I've had to cut it back. Its searching tentacles wound themselves around the antenna on my car and yanked it off. They've done it three times. Plus, the birds did their business all over the deck and the car. It became time to thin the bittersweet, which in turn has thinned the flock.
I thought it was the grackles that helped to hold off the bittersweet. But, it wasn't grackles. A little research and I discovered they were starlings. European starlings, Sturnus vulgaris. There is nothing wrong with starlings. They are of the family Sturnidae. The grackles, for your information, are Icterids. But really, the two are similar - "blackbird-like," the books say - and the extended family includes your blackbirds, your orioles, your bobolinks, your meadowlarks.
An oriole would be nice, or a meadowlark, but besides grackles, I got starlings. They don't sing like the red finches do, but they sometimes possess the entire view from my office. When they do, I imagine it is something like what the rock star sees from behind his mike on the outdoor stage as he looks down upon the sea of fans dancing to his music.
Sometimes, a small patrol will sortie through the half open door into my room, wheel just before the wall and rush out again. I duck.
I have learned that these starlings, like so many other visitors, are from New York. I like them anyway. They are descendants of 100 birds, no more, released there in 1890 and 1891. Apart from their gregariousness, doubtless a laudable quality but one which I am told I lack, these birds have some bad traits. (Don't we all?)
They often damage fruit and grain crops. (They absolutely ravage the bittersweet, I can tell you.) They will take uninvited possession of the holes in which native songbirds make their homes. They steal not only the homes but also the songs of other birds.
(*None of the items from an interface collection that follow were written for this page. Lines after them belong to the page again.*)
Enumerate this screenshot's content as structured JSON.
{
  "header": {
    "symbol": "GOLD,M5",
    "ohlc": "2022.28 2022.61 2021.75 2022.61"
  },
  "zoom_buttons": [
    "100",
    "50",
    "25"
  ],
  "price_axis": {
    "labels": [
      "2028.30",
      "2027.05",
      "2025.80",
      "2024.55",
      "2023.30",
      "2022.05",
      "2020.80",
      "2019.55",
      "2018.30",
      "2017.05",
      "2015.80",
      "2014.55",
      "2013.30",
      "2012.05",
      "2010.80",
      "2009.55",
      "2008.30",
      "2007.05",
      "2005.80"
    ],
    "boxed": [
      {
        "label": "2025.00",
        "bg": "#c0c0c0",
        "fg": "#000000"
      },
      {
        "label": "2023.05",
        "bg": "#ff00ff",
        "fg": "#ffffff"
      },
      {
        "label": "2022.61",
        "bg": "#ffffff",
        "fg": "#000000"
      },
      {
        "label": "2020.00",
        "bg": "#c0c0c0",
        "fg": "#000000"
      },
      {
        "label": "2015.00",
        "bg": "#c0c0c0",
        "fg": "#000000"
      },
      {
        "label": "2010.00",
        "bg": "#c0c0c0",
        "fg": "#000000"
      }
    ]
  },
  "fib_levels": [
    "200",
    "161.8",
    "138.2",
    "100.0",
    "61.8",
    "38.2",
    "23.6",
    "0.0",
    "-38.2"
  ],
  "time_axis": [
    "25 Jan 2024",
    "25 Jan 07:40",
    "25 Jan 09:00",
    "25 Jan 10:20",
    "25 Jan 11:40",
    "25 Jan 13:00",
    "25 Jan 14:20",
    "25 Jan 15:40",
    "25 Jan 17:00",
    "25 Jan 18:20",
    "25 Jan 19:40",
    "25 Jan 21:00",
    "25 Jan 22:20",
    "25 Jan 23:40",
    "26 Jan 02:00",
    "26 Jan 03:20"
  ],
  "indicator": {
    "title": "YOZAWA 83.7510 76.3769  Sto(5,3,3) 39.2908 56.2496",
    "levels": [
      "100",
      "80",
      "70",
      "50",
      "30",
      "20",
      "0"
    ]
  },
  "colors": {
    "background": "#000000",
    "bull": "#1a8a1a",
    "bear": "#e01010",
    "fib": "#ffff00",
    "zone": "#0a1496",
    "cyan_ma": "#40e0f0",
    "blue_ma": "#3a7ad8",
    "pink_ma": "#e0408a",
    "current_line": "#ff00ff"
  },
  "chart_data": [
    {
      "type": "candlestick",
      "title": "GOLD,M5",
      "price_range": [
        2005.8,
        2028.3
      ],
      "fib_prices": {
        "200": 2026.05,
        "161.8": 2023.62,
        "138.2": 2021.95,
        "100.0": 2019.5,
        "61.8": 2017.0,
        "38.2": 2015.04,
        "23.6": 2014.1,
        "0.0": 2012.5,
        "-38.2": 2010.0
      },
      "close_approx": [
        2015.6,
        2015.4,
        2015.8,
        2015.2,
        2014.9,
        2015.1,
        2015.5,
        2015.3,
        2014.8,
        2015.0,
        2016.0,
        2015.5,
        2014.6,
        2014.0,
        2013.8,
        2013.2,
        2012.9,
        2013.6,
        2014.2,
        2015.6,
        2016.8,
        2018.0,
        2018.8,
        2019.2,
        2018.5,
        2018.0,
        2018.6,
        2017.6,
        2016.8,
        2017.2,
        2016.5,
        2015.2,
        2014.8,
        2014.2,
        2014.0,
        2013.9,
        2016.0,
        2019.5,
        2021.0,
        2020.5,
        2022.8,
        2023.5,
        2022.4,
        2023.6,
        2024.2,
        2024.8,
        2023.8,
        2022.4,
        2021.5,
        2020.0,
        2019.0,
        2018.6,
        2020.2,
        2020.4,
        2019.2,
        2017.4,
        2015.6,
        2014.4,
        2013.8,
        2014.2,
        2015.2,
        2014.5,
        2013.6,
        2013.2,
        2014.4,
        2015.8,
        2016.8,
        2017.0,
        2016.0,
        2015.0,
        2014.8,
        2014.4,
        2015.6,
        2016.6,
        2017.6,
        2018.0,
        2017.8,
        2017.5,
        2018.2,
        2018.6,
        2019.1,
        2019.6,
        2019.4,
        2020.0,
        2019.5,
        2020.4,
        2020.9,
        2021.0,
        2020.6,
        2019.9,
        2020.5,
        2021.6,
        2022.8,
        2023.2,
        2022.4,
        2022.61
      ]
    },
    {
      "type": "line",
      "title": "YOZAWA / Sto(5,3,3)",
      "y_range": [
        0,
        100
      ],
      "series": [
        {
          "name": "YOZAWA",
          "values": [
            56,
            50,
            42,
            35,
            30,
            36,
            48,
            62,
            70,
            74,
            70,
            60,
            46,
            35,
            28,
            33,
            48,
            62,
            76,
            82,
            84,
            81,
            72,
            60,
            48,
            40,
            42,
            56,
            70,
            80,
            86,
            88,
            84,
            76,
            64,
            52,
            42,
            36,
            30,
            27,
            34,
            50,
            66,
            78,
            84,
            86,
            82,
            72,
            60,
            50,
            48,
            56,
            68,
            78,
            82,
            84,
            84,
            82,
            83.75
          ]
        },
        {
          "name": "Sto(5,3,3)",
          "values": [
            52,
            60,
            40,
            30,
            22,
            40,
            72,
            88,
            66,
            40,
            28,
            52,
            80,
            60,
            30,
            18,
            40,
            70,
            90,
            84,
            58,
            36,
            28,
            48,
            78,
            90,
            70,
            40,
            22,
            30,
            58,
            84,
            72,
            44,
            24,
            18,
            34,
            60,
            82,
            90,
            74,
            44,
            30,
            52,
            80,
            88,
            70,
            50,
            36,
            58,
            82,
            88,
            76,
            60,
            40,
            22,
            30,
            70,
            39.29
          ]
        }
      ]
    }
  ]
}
As I watch them through the wide glass door, they examine me. Iridescent, bluish black at the neck, with even a hint of verdigris mixed in, speckled above the wings and on the breast and flanks, one stares blinking from just three feet away. He is not alarmed, no doubt because he enjoys great strength in numbers.